* **TASK INSTRUCTIONS**
A word-for-word repetition of all the entries is needed.

* **SUPPLIED MATERIAL**

-=-=-=-=-

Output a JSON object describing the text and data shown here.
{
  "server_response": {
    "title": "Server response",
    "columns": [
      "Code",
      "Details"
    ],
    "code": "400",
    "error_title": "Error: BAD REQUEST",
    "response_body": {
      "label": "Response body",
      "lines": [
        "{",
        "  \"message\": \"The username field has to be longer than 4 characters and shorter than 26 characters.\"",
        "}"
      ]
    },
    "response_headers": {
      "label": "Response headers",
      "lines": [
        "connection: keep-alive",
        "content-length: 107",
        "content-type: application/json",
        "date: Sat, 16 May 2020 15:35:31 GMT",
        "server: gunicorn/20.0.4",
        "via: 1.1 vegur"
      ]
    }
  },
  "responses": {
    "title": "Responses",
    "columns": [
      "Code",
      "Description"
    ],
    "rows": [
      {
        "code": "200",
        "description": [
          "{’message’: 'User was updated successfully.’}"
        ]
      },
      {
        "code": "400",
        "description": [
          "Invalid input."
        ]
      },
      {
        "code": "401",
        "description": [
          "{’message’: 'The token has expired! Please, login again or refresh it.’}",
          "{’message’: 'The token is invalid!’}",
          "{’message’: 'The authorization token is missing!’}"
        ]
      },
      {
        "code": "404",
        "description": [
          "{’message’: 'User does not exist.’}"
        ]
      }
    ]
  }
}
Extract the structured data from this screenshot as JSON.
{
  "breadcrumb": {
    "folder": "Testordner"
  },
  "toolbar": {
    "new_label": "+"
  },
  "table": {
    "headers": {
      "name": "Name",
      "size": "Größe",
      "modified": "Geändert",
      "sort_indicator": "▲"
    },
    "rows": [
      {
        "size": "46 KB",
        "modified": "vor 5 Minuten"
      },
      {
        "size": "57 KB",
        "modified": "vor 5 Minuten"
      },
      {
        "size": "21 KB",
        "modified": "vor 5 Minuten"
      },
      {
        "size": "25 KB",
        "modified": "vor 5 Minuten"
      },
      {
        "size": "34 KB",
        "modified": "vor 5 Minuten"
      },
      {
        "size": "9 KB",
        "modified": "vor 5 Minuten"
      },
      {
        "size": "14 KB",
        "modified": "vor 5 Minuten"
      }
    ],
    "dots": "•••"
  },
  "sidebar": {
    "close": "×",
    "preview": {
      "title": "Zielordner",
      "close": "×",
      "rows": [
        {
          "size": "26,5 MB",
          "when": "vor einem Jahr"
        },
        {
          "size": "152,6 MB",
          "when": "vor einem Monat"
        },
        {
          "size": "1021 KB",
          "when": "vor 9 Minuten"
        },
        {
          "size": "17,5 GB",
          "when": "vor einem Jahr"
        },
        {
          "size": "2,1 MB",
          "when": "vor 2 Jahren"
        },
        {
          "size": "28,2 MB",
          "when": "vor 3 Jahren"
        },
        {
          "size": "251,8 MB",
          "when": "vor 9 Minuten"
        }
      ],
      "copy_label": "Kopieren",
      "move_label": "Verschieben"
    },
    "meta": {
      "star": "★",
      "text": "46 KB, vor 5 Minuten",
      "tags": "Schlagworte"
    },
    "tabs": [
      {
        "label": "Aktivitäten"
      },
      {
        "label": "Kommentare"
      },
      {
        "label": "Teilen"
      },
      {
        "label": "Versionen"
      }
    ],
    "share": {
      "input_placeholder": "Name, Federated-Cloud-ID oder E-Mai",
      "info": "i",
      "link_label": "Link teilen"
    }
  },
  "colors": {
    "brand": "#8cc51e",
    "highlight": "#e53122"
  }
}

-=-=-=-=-

* **RESULT OF THE EXERCISE**
Output a JSON object describing the text and data shown here.
{
  "server_response": {
    "title": "Server response",
    "columns": [
      "Code",
      "Details"
    ],
    "code": "400",
    "error_title": "Error: BAD REQUEST",
    "response_body": {
      "label": "Response body",
      "lines": [
        "{",
        "  \"message\": \"The username field has to be longer than 4 characters and shorter than 26 characters.\"",
        "}"
      ]
    },
    "response_headers": {
      "label": "Response headers",
      "lines": [
        "connection: keep-alive",
        "content-length: 107",
        "content-type: application/json",
        "date: Sat, 16 May 2020 15:35:31 GMT",
        "server: gunicorn/20.0.4",
        "via: 1.1 vegur"
      ]
    }
  },
  "responses": {
    "title": "Responses",
    "columns": [
      "Code",
      "Description"
    ],
    "rows": [
      {
        "code": "200",
        "description": [
          "{’message’: 'User was updated successfully.’}"
        ]
      },
      {
        "code": "400",
        "description": [
          "Invalid input."
        ]
      },
      {
        "code": "401",
        "description": [
          "{’message’: 'The token has expired! Please, login again or refresh it.’}",
          "{’message’: 'The token is invalid!’}",
          "{’message’: 'The authorization token is missing!’}"
        ]
      },
      {
        "code": "404",
        "description": [
          "{’message’: 'User does not exist.’}"
        ]
      }
    ]
  }
}
Extract the structured data from this screenshot as JSON.
{
  "breadcrumb": {
    "folder": "Testordner"
  },
  "toolbar": {
    "new_label": "+"
  },
  "table": {
    "headers": {
      "name": "Name",
      "size": "Größe",
      "modified": "Geändert",
      "sort_indicator": "▲"
    },
    "rows": [
      {
        "size": "46 KB",
        "modified": "vor 5 Minuten"
      },
      {
        "size": "57 KB",
        "modified": "vor 5 Minuten"
      },
      {
        "size": "21 KB",
        "modified": "vor 5 Minuten"
      },
      {
        "size": "25 KB",
        "modified": "vor 5 Minuten"
      },
      {
        "size": "34 KB",
        "modified": "vor 5 Minuten"
      },
      {
        "size": "9 KB",
        "modified": "vor 5 Minuten"
      },
      {
        "size": "14 KB",
        "modified": "vor 5 Minuten"
      }
    ],
    "dots": "•••"
  },
  "sidebar": {
    "close": "×",
    "preview": {
      "title": "Zielordner",
      "close": "×",
      "rows": [
        {
          "size": "26,5 MB",
          "when": "vor einem Jahr"
        },
        {
          "size": "152,6 MB",
          "when": "vor einem Monat"
        },
        {
          "size": "1021 KB",
          "when": "vor 9 Minuten"
        },
        {
          "size": "17,5 GB",
          "when": "vor einem Jahr"
        },
        {
          "size": "2,1 MB",
          "when": "vor 2 Jahren"
        },
        {
          "size": "28,2 MB",
          "when": "vor 3 Jahren"
        },
        {
          "size": "251,8 MB",
          "when": "vor 9 Minuten"
        }
      ],
      "copy_label": "Kopieren",
      "move_label": "Verschieben"
    },
    "meta": {
      "star": "★",
      "text": "46 KB, vor 5 Minuten",
      "tags": "Schlagworte"
    },
    "tabs": [
      {
        "label": "Aktivitäten"
      },
      {
        "label": "Kommentare"
      },
      {
        "label": "Teilen"
      },
      {
        "label": "Versionen"
      }
    ],
    "share": {
      "input_placeholder": "Name, Federated-Cloud-ID oder E-Mai",
      "info": "i",
      "link_label": "Link teilen"
    }
  },
  "colors": {
    "brand": "#8cc51e",
    "highlight": "#e53122"
  }
}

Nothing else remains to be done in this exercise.